A few months ago, I was walking along McCarren park in Brooklyn when I got a phone call from my mother that shook me. My uncle was diagnosed with ALS, she explained. It was Friday afternoon; she had waited to tell me until after work because she knew I’d be upset.
What started as a softball injury led my Aunt Patrice and Uncle Skip down a long and dark road of doctor visits, worry and ultimately a terrifying prognosis. My uncle, a cheerful and charismatic man in his 60s with an appreciation for red wine and a love of sports, had gone to the emergency room after being hit in the eye with a softball during one of his games. As it turned out, he was unable to avoid getting hit because, for some reason, his right arm didn’t respond in time to deflect the ball.
The weakness and lack of control in his right arm continued and eventually spread to the left. Several doctors told him it was ALS, and there was nothing to do but wait until he developed more symptoms. They gave him three years to live.
I had so many questions. I’d never heard of this disease before, either by the name ALS or “Lou Gehrig’s disease.” All I knew was that it would claim my uncle’s life and leave him paralyzed and helpless in as little as two years.
I did some tentative Google searches that left me horrified and upset— pictures showing completely immobilized and dependent beings who were playing sports and living normal lives just a few years earlier. I felt terrible for my uncle, who faced imprisonment in his own body, but I felt worse for my aunt, who would suddenly have to go from wife to caretaker.

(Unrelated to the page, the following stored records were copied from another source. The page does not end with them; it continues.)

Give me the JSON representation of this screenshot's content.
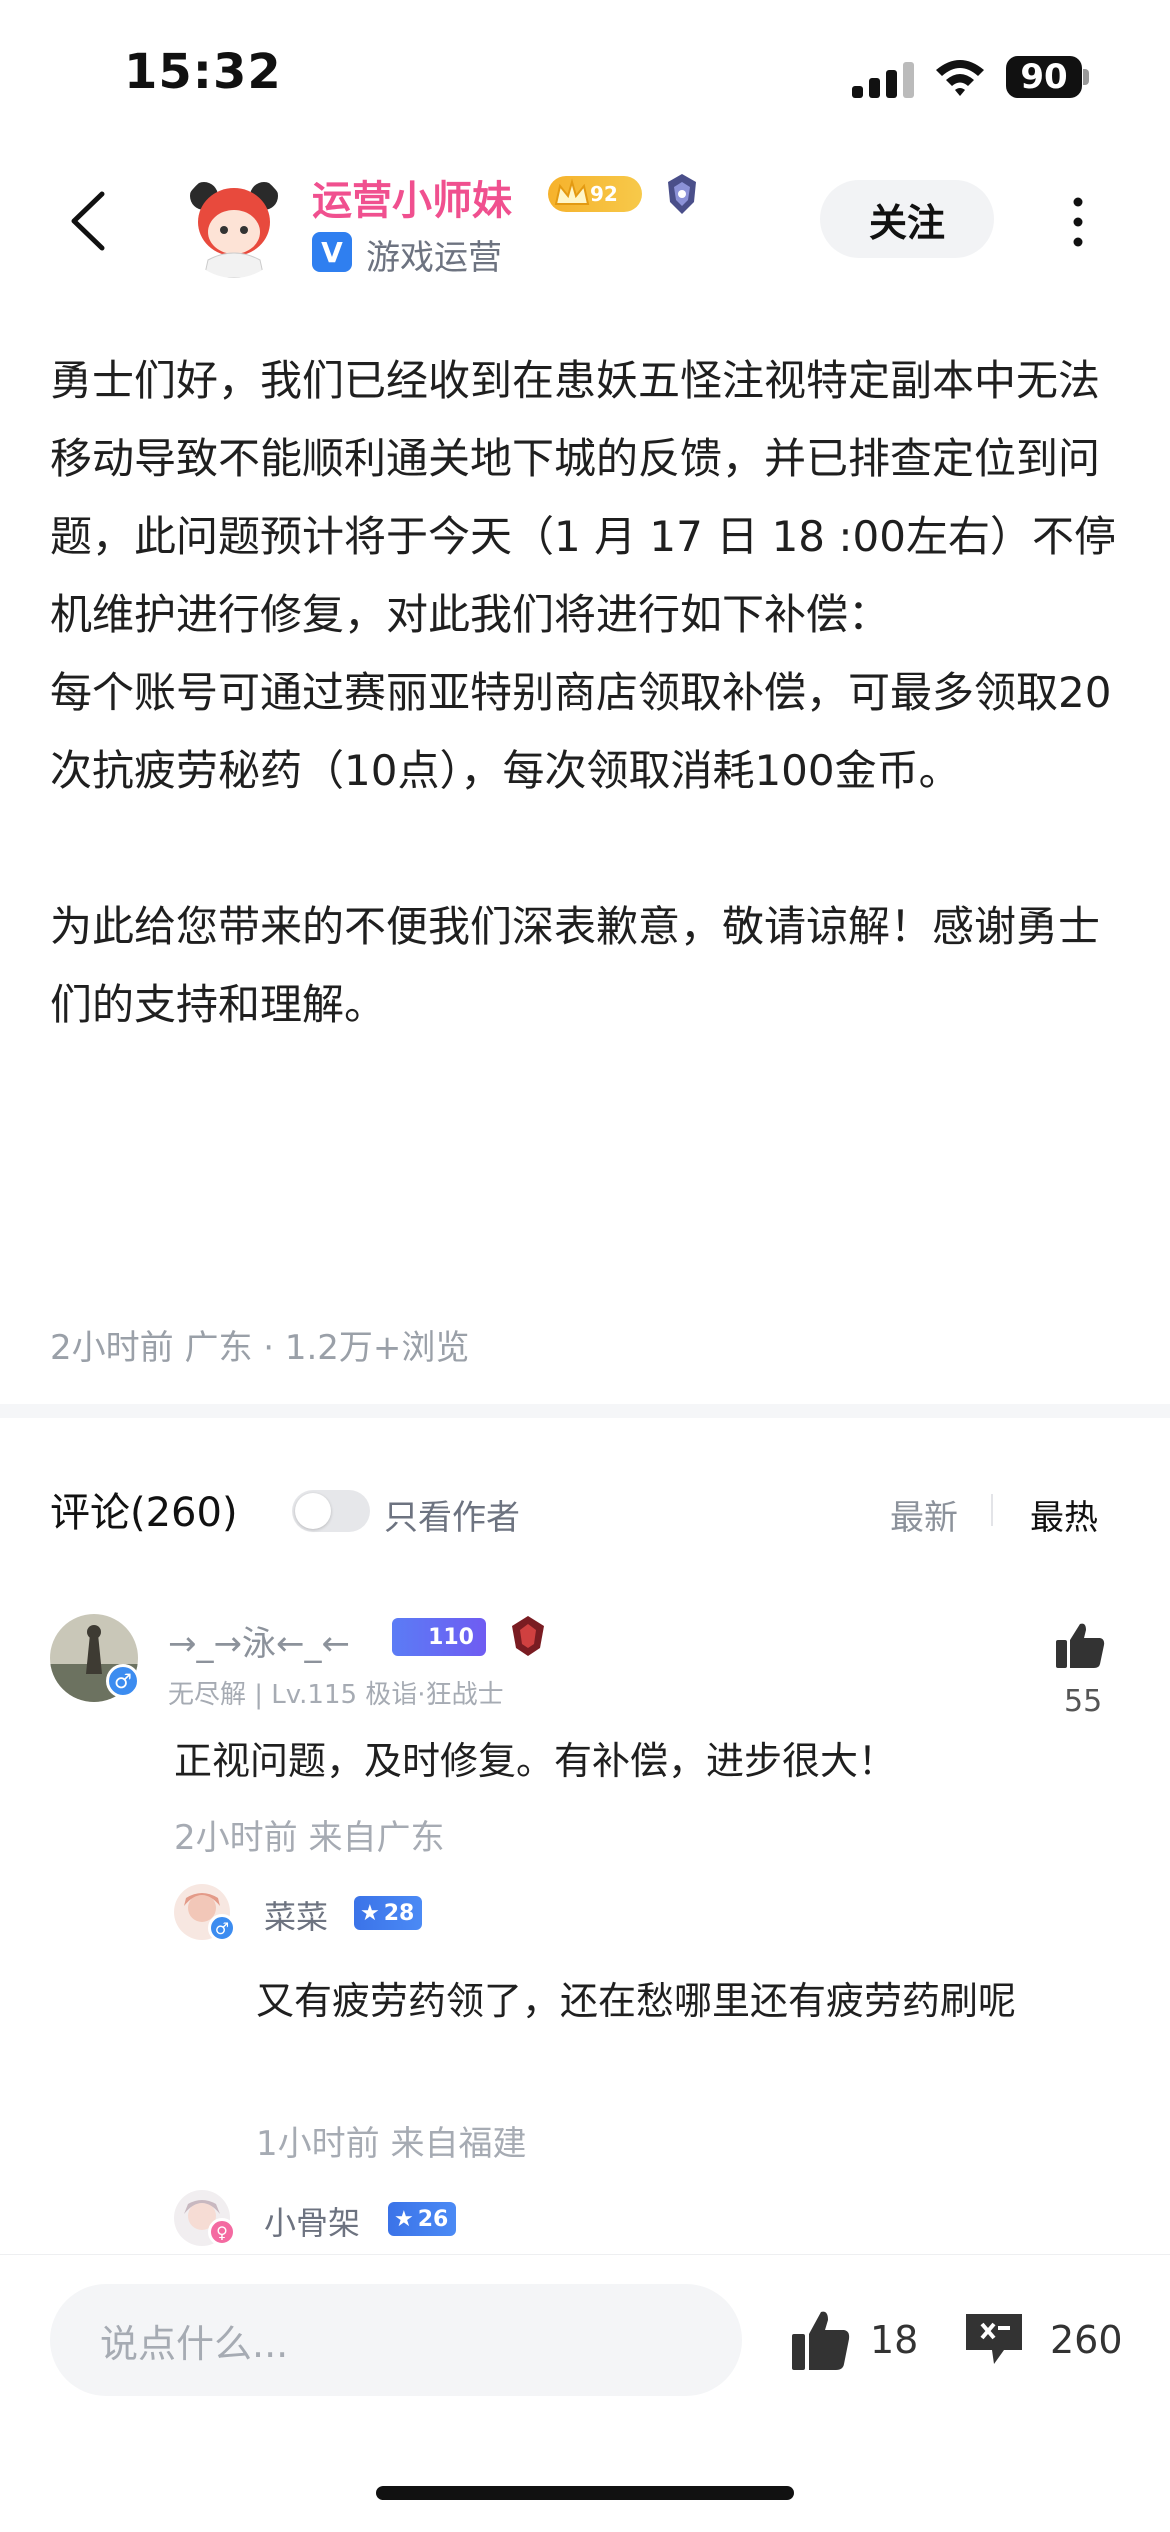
{
  "status_bar": {
    "time": "15:32",
    "battery": "90"
  },
  "header": {
    "author_name": "运营小师妹",
    "author_level": "92",
    "verified_mark": "V",
    "author_role": "游戏运营",
    "follow_label": "关注"
  },
  "post": {
    "content": "勇士们好，我们已经收到在患妖五怪注视特定副本中无法移动导致不能顺利通关地下城的反馈，并已排查定位到问题，此问题预计将于今天（1 月 17 日 18 :00左右）不停机维护进行修复，对此我们将进行如下补偿：\n每个账号可通过赛丽亚特别商店领取补偿，可最多领取20次抗疲劳秘药（10点），每次领取消耗100金币。\n\n为此给您带来的不便我们深表歉意，敬请谅解！感谢勇士们的支持和理解。",
    "meta": "2小时前 广东 · 1.2万+浏览"
  },
  "comments_section": {
    "title": "评论(260)",
    "author_only_label": "只看作者",
    "sort_newest": "最新",
    "sort_hottest": "最热",
    "comments": [
      {
        "user": "→_→泳←_←",
        "level": "110",
        "sub": "无尽解 | Lv.115 极诣·狂战士",
        "text": "正视问题，及时修复。有补偿，进步很大！",
        "time": "2小时前  来自广东",
        "likes": "55",
        "gender": "♂"
      }
    ],
    "replies": [
      {
        "user": "菜菜",
        "level": "28",
        "text": "又有疲劳药领了，还在愁哪里还有疲劳药刷呢",
        "time": "1小时前  来自福建",
        "gender": "♂"
      },
      {
        "user": "小骨架",
        "level": "26",
        "gender": "♀"
      }
    ]
  },
  "bottom_bar": {
    "input_placeholder": "说点什么...",
    "like_count": "18",
    "comment_count": "260"
  },
  "colors": {
    "author_name": "#f0508f",
    "accent_blue": "#2f7ff0",
    "gold_badge": "#f6b22c"
  },
  "icons": [
    "back-arrow-icon",
    "crown-icon",
    "rank-emblem-icon",
    "verified-icon",
    "more-vertical-icon",
    "thumb-up-icon",
    "comment-icon",
    "signal-icon",
    "wifi-icon",
    "battery-icon"
  ]
}
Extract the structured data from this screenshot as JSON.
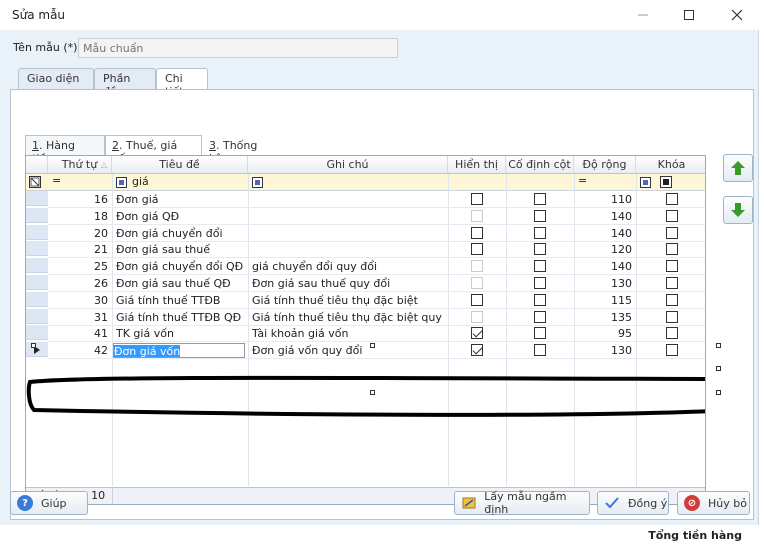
{
  "window": {
    "title": "Sửa mẫu",
    "minimize_icon": "minimize-icon",
    "maximize_icon": "maximize-icon",
    "close_icon": "close-icon"
  },
  "form": {
    "name_label": "Tên mẫu (*)",
    "name_placeholder": "Mẫu chuẩn"
  },
  "outer_tabs": [
    {
      "label": "Giao diện"
    },
    {
      "label": "Phần đầu"
    },
    {
      "label": "Chi tiết"
    }
  ],
  "inner_tabs": [
    {
      "num": "1",
      "label": ". Hàng tiền"
    },
    {
      "num": "2",
      "label": ". Thuế, giá vốn"
    },
    {
      "num": "3",
      "label": ". Thống kê"
    }
  ],
  "grid": {
    "columns": [
      "Thứ tự",
      "Tiêu đề",
      "Ghi chú",
      "Hiển thị",
      "Cố định cột",
      "Độ rộng",
      "Khóa"
    ],
    "filter": {
      "order_op": "=",
      "title_value": "giá",
      "width_op": "="
    },
    "rows": [
      {
        "order": "16",
        "title": "Đơn giá",
        "note": "",
        "show": "empty",
        "fixed": false,
        "width": "110",
        "lock": false
      },
      {
        "order": "18",
        "title": "Đơn giá QĐ",
        "note": "",
        "show": "disabled",
        "fixed": false,
        "width": "140",
        "lock": false
      },
      {
        "order": "20",
        "title": "Đơn giá chuyển đổi",
        "note": "",
        "show": "empty",
        "fixed": false,
        "width": "140",
        "lock": false
      },
      {
        "order": "21",
        "title": "Đơn giá sau thuế",
        "note": "",
        "show": "empty",
        "fixed": false,
        "width": "120",
        "lock": false
      },
      {
        "order": "25",
        "title": "Đơn giá chuyển đổi QĐ",
        "note": "giá chuyển đổi quy đổi",
        "show": "disabled",
        "fixed": false,
        "width": "140",
        "lock": false
      },
      {
        "order": "26",
        "title": "Đơn giá sau thuế QĐ",
        "note": "Đơn giá sau thuế quy đổi",
        "show": "disabled",
        "fixed": false,
        "width": "130",
        "lock": false
      },
      {
        "order": "30",
        "title": "Giá tính thuế TTĐB",
        "note": "Giá tính thuế tiêu thụ đặc biệt",
        "show": "empty",
        "fixed": false,
        "width": "115",
        "lock": false
      },
      {
        "order": "31",
        "title": "Giá tính thuế TTĐB QĐ",
        "note": "Giá tính thuế tiêu thụ đặc biệt quy đổi",
        "show": "disabled",
        "fixed": false,
        "width": "135",
        "lock": false
      },
      {
        "order": "41",
        "title": "TK giá vốn",
        "note": "Tài khoản giá vốn",
        "show": "checked",
        "fixed": false,
        "width": "95",
        "lock": false
      },
      {
        "order": "42",
        "title": "Đơn giá vốn",
        "note": "Đơn giá vốn quy đổi",
        "show": "checked",
        "fixed": false,
        "width": "130",
        "lock": false
      }
    ],
    "row_count": "Số dòng = 10"
  },
  "buttons": {
    "help": "Giúp",
    "default_template": "Lấy mẫu ngầm định",
    "ok": "Đồng ý",
    "cancel": "Hủy bỏ"
  },
  "status": {
    "total": "Tổng tiền hàng"
  }
}
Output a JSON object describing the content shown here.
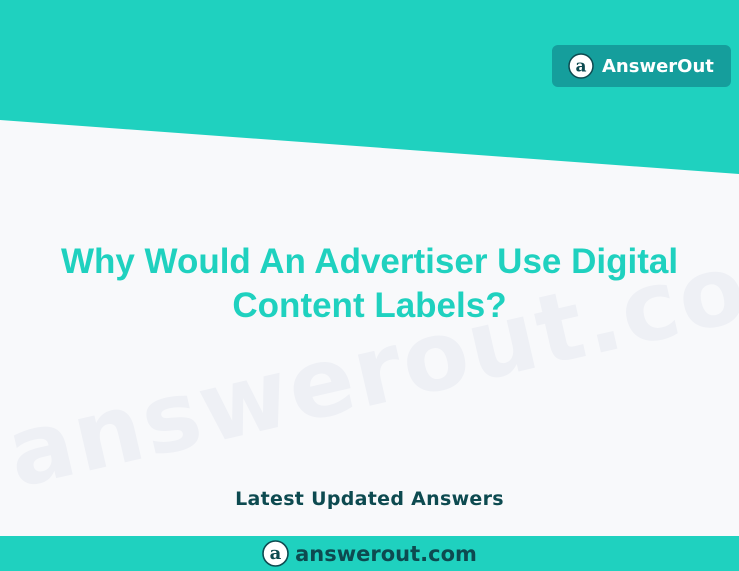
{
  "colors": {
    "accent": "#1fd1bf",
    "badge": "#159e9c",
    "dark_text": "#0d4a50",
    "background": "#f8f9fb"
  },
  "brand": {
    "name": "AnswerOut",
    "logo_icon": "at-sign-a-icon"
  },
  "watermark": "answerout.com",
  "headline": "Why Would An Advertiser Use Digital Content Labels?",
  "subheading": "Latest Updated Answers",
  "footer": {
    "domain": "answerout.com",
    "logo_icon": "at-sign-a-icon"
  }
}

So little is known about ALS; my aunt struggled to find information. Securing funding for research into a cure has been difficult because the disease affects only 30,000 people in this country, according to The ALS Association. It’s rare, and it’s brutal. Only about 20 percent of people with ALS live five years or more past the time of diagnosis, and only ten percent will survive more than ten years.
As the weeks went by, I had sorrowful phone calls with my aunt, both of us skirting around Skip’s health in the beginning but ultimately ending the conversation with sobs and words of encouragement. I dissolved into tears at home, out with friends, at work — whenever I pictured my aunt and what lay ahead for her. Hours of care-taking, countless trips to doctors, high medical bills, having to quit her job to watch the man she loves deteriorate before her eyes. I felt helpless.
Then a few months later, I began to see videos popping up on my Facebook newsfeed of people pouring water on themselves. I was surprised the first time I watched one all the way through and heard the drenched participant talking about ALS. Even more powerful was the growing trend of ALS patients participating. Soon, the Ice Bucket Challenge was everywhere, clogging Facebook, going viral on YouTube, filling Twitter with links about how to donate. Even those complaining about it made me happy because they were still talking about it, still bringing awareness to an unheard-of illness.
The timing seemed unbelievable to me — just as this insidious disease had descended upon me and my family, the world was doing something about it. I felt like I wasn’t alone.
It was right around this time, when the Ice Bucket Challenge was gaining steam and ALS was on the lips of so many, that it happened. We found out Skip was misdiagnosed.
A research doctor found nerve regrowth in my uncle’s arms. With ALS, nerves don’t regrow; they continue to relentlessly die off. A phone call from my aunt, giddy but “cautiously optimistic,” left me speechless.
Relief doesn’t come close to describing what we felt. My uncle most likely suffers from a nonfatal condition called brachial neuritis, an inflammation of the brachial plexus that causes shoulder and arm pain and weakness. But there’s still a small chance it could be a rare longterm form of ALS. If this is the case, my 67-year-old uncle could easily go another 20 years without showing any real symptoms.
I feel so lucky, but I also feel for those who weren’t as lucky. I have a unique window into the terror and despair of an ALS diagnosis. I know what it’s like to feel the shadow of this rapid and fatal condition cast upon your family. I know what it’s like to hug someone you love and wonder whether a year from now they will still be able to put their arms around you. I’m so fortunate because all I had to do was wonder, while so many others experienced these things firsthand.
For all those who didn’t get to feel the sweeping relief of the words “new nerve growth,” who do have to experience the swift and devastating effects of Lou Gehrig’s, I am so sorry. It’s in honor of all of you that I participate today in the Ice Bucket Challenge. For all of you, who I was so nearly one of.
If you’d like to make a donation to the ALS Association, head here.